### Your assignment
Present the count of lines in the entries below that hold "driver", and present nothing else.

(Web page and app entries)
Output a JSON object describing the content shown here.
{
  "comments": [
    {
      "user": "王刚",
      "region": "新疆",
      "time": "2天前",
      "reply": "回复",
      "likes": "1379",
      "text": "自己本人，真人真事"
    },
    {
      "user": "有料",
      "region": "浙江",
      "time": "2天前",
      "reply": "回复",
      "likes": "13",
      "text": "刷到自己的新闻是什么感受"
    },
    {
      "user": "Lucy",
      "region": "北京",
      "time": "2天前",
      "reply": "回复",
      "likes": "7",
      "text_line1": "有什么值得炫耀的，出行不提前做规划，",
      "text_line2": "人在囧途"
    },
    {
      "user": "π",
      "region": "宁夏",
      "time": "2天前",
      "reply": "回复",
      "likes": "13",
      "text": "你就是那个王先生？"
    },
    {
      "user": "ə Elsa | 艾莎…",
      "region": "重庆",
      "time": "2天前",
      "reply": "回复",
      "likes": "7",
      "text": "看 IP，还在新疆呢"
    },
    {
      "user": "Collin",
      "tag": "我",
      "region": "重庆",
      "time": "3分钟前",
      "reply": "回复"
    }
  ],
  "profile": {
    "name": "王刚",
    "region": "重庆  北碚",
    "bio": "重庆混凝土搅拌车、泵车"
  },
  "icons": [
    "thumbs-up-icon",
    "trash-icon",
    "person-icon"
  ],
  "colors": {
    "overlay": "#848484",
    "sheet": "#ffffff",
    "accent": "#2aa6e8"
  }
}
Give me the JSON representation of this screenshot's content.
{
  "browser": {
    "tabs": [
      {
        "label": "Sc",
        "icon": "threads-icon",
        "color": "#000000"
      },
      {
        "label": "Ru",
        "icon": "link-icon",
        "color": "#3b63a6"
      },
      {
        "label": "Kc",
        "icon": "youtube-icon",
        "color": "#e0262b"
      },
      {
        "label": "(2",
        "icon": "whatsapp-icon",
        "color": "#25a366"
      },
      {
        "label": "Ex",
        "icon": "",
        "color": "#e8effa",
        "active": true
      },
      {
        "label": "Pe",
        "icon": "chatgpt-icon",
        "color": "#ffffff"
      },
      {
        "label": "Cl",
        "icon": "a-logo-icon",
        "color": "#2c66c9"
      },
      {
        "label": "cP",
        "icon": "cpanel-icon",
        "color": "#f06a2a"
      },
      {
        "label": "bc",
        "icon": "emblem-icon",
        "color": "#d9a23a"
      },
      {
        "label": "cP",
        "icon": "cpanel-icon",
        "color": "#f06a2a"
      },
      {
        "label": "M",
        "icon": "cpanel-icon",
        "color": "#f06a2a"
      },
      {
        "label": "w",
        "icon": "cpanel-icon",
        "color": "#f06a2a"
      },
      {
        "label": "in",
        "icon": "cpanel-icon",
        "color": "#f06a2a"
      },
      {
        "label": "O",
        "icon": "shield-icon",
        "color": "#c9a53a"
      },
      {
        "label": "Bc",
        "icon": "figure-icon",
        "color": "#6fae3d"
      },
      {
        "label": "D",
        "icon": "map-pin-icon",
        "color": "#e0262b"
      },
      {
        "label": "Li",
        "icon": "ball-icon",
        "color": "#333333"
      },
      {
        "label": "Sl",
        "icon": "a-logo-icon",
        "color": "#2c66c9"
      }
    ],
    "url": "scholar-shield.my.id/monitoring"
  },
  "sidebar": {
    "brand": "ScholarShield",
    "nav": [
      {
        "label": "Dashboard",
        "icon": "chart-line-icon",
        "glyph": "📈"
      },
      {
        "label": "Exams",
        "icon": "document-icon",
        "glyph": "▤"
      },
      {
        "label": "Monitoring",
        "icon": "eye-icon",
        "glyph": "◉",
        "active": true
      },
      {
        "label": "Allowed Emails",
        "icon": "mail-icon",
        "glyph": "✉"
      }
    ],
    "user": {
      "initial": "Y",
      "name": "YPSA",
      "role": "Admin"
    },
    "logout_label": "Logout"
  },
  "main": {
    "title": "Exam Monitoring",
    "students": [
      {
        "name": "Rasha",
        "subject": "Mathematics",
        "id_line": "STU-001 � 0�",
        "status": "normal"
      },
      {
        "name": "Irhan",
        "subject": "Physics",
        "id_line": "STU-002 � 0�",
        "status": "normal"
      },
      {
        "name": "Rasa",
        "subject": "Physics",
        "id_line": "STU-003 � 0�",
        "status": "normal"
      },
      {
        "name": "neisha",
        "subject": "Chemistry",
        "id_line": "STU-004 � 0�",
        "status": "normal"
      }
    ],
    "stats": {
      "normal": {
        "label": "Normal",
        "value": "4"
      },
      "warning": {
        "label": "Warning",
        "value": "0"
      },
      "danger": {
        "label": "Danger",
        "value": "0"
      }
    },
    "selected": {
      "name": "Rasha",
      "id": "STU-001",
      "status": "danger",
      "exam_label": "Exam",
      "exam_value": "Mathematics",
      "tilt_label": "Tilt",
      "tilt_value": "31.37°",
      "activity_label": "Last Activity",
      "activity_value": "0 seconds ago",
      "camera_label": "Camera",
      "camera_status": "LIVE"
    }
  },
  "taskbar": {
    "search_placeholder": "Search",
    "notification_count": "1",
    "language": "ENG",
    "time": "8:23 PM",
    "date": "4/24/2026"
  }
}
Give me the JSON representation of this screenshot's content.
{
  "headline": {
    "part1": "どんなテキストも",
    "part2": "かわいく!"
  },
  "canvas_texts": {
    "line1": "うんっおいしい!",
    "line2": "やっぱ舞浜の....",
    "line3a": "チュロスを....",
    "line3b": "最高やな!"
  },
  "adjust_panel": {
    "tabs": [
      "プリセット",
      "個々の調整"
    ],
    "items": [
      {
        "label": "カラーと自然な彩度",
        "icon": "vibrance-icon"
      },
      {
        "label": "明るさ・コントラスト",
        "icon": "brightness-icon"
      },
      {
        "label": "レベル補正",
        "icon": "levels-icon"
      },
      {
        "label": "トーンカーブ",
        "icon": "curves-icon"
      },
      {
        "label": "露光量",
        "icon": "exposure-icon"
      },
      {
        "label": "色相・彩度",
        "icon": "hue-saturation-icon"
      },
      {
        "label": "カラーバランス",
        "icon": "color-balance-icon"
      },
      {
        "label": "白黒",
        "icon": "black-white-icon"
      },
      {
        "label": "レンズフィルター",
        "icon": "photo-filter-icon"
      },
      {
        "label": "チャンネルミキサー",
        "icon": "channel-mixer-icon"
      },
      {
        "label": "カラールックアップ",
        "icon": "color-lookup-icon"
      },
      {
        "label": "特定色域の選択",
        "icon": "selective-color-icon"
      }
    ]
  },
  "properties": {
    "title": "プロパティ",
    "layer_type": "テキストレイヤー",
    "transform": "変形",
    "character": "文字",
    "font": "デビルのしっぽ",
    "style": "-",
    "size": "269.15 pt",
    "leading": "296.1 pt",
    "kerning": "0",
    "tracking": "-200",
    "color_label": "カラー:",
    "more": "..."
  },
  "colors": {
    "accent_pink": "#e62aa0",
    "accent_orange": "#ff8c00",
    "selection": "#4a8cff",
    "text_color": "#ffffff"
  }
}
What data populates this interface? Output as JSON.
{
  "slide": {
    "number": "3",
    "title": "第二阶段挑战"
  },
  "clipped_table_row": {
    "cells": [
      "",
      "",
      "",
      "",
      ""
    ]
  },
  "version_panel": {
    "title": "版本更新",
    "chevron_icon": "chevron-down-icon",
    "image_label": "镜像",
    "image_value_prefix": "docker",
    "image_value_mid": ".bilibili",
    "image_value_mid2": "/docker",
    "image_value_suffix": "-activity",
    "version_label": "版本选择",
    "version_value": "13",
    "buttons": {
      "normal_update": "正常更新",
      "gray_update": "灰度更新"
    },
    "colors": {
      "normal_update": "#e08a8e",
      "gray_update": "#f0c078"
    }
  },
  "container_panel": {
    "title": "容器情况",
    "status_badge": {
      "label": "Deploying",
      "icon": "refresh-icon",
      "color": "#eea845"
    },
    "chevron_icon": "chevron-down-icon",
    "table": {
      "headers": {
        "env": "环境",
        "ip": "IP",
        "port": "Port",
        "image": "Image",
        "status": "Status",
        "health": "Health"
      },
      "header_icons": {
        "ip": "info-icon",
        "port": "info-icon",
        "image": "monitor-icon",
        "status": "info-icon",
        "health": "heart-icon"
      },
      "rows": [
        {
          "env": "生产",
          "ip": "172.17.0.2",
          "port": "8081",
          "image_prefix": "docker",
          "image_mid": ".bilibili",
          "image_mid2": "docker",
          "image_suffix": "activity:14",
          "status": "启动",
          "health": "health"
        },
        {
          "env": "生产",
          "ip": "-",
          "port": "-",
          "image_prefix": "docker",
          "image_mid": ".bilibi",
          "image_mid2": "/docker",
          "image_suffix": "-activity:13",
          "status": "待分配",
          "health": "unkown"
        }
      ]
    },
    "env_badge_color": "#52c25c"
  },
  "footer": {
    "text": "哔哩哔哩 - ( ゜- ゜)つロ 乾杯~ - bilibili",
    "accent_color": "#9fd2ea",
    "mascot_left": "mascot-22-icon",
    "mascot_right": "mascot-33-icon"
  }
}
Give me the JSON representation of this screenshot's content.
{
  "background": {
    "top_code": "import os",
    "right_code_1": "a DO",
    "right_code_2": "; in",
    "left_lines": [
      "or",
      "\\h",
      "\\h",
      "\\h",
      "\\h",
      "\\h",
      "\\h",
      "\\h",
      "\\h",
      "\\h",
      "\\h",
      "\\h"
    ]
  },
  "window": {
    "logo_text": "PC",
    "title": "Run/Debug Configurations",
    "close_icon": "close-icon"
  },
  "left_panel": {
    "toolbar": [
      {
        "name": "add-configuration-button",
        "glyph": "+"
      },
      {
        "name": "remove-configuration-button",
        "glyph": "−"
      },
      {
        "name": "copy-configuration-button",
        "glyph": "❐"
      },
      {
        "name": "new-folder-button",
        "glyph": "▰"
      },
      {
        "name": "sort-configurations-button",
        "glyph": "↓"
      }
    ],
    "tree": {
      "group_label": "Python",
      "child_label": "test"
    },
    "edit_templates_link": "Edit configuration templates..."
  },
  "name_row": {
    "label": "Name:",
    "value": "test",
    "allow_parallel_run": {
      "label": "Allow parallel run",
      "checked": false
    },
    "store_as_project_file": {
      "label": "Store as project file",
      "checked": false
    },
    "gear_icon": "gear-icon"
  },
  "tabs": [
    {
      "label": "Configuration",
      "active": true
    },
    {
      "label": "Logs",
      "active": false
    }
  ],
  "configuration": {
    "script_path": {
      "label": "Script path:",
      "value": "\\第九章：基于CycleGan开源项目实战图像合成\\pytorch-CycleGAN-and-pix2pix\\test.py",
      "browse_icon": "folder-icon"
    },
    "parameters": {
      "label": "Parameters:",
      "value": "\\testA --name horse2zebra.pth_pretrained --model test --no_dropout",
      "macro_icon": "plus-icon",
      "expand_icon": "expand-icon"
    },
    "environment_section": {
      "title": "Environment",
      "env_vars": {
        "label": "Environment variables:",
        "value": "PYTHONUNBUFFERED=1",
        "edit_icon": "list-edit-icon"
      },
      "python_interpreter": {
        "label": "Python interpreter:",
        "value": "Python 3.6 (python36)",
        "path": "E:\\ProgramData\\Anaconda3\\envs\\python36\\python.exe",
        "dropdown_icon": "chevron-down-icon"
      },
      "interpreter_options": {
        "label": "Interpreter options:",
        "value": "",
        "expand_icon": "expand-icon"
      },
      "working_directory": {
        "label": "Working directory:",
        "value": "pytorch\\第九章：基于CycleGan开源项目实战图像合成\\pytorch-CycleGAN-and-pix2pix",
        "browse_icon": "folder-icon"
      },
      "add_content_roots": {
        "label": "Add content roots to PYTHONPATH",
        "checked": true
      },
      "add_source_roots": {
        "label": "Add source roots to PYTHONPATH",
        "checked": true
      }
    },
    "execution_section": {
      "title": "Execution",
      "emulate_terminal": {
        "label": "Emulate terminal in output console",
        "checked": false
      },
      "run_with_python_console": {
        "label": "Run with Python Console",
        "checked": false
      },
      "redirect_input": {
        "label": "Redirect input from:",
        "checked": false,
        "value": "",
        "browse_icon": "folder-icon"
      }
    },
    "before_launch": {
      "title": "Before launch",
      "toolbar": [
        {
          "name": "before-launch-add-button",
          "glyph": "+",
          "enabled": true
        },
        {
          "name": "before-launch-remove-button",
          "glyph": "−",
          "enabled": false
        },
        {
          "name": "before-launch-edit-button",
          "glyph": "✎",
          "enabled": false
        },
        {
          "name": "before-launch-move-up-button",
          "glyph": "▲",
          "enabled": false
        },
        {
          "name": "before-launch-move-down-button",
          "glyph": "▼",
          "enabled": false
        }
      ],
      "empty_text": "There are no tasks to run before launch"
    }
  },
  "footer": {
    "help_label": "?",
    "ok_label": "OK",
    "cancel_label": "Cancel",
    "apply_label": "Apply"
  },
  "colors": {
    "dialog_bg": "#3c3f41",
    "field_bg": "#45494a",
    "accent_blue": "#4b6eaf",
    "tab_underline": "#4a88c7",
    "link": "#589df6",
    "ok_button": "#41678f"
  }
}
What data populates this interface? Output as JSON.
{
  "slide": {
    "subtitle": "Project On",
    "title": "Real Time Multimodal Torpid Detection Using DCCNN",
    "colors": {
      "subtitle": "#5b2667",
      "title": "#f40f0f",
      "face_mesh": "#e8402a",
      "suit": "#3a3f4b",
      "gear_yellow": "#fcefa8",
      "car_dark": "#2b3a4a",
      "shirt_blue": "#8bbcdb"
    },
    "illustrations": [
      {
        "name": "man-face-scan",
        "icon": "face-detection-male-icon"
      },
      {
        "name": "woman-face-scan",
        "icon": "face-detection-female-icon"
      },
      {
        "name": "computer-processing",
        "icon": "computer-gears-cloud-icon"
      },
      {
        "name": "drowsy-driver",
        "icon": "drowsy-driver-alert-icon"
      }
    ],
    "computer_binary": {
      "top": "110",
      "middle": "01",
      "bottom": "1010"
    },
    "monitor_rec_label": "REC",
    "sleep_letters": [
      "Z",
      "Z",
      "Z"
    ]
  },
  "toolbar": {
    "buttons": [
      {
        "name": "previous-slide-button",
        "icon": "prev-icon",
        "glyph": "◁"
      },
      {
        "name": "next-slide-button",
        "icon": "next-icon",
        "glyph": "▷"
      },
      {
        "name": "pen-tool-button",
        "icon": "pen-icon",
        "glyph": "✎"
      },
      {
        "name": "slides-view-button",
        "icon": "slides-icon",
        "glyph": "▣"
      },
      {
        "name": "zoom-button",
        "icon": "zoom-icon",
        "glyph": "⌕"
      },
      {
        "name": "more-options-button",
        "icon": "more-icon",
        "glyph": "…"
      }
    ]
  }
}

### Output
2